**TASK DETAILS:** Reproduce every line that appears below, precisely and completely.

**ENTRIES SHOWN:**
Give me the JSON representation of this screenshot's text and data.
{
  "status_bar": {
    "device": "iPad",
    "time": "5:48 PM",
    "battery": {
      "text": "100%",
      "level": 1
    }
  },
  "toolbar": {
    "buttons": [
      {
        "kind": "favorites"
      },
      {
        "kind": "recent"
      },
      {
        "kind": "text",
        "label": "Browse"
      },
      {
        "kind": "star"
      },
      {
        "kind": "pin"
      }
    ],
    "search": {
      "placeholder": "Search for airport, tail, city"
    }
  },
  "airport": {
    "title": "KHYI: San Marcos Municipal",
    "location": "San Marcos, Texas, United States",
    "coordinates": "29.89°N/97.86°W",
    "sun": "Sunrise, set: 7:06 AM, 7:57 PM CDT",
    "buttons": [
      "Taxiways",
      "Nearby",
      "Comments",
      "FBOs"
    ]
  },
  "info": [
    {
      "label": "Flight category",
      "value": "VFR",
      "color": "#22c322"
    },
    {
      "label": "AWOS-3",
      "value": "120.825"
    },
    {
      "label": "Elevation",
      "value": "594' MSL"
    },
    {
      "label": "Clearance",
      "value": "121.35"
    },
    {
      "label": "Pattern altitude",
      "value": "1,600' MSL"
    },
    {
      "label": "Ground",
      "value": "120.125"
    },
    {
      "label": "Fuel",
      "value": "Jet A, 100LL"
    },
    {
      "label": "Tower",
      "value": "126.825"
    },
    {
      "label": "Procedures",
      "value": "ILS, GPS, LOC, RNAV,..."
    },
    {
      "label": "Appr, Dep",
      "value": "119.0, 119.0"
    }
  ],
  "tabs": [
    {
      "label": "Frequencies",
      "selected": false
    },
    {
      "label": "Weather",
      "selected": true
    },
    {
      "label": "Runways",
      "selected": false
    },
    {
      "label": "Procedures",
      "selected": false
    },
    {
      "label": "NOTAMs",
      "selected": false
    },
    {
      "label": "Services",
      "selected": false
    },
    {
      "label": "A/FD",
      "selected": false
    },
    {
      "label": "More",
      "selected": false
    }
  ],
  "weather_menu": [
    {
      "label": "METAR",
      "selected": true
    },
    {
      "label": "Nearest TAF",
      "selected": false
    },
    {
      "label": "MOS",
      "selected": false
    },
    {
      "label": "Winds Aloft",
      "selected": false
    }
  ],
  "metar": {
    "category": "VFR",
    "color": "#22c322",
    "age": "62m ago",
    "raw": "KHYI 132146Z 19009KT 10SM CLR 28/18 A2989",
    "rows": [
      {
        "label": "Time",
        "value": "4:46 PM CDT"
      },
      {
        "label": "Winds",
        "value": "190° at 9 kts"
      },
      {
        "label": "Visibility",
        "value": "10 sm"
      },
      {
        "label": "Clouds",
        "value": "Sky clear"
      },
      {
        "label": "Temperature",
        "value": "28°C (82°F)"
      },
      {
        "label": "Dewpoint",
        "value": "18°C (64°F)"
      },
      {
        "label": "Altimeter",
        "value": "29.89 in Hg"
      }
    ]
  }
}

**ANSWER TO THIS PROBLEM:**
Give me the JSON representation of this screenshot's text and data.
{
  "status_bar": {
    "device": "iPad",
    "time": "5:48 PM",
    "battery": {
      "text": "100%",
      "level": 1
    }
  },
  "toolbar": {
    "buttons": [
      {
        "kind": "favorites"
      },
      {
        "kind": "recent"
      },
      {
        "kind": "text",
        "label": "Browse"
      },
      {
        "kind": "star"
      },
      {
        "kind": "pin"
      }
    ],
    "search": {
      "placeholder": "Search for airport, tail, city"
    }
  },
  "airport": {
    "title": "KHYI: San Marcos Municipal",
    "location": "San Marcos, Texas, United States",
    "coordinates": "29.89°N/97.86°W",
    "sun": "Sunrise, set: 7:06 AM, 7:57 PM CDT",
    "buttons": [
      "Taxiways",
      "Nearby",
      "Comments",
      "FBOs"
    ]
  },
  "info": [
    {
      "label": "Flight category",
      "value": "VFR",
      "color": "#22c322"
    },
    {
      "label": "AWOS-3",
      "value": "120.825"
    },
    {
      "label": "Elevation",
      "value": "594' MSL"
    },
    {
      "label": "Clearance",
      "value": "121.35"
    },
    {
      "label": "Pattern altitude",
      "value": "1,600' MSL"
    },
    {
      "label": "Ground",
      "value": "120.125"
    },
    {
      "label": "Fuel",
      "value": "Jet A, 100LL"
    },
    {
      "label": "Tower",
      "value": "126.825"
    },
    {
      "label": "Procedures",
      "value": "ILS, GPS, LOC, RNAV,..."
    },
    {
      "label": "Appr, Dep",
      "value": "119.0, 119.0"
    }
  ],
  "tabs": [
    {
      "label": "Frequencies",
      "selected": false
    },
    {
      "label": "Weather",
      "selected": true
    },
    {
      "label": "Runways",
      "selected": false
    },
    {
      "label": "Procedures",
      "selected": false
    },
    {
      "label": "NOTAMs",
      "selected": false
    },
    {
      "label": "Services",
      "selected": false
    },
    {
      "label": "A/FD",
      "selected": false
    },
    {
      "label": "More",
      "selected": false
    }
  ],
  "weather_menu": [
    {
      "label": "METAR",
      "selected": true
    },
    {
      "label": "Nearest TAF",
      "selected": false
    },
    {
      "label": "MOS",
      "selected": false
    },
    {
      "label": "Winds Aloft",
      "selected": false
    }
  ],
  "metar": {
    "category": "VFR",
    "color": "#22c322",
    "age": "62m ago",
    "raw": "KHYI 132146Z 19009KT 10SM CLR 28/18 A2989",
    "rows": [
      {
        "label": "Time",
        "value": "4:46 PM CDT"
      },
      {
        "label": "Winds",
        "value": "190° at 9 kts"
      },
      {
        "label": "Visibility",
        "value": "10 sm"
      },
      {
        "label": "Clouds",
        "value": "Sky clear"
      },
      {
        "label": "Temperature",
        "value": "28°C (82°F)"
      },
      {
        "label": "Dewpoint",
        "value": "18°C (64°F)"
      },
      {
        "label": "Altimeter",
        "value": "29.89 in Hg"
      }
    ]
  }
}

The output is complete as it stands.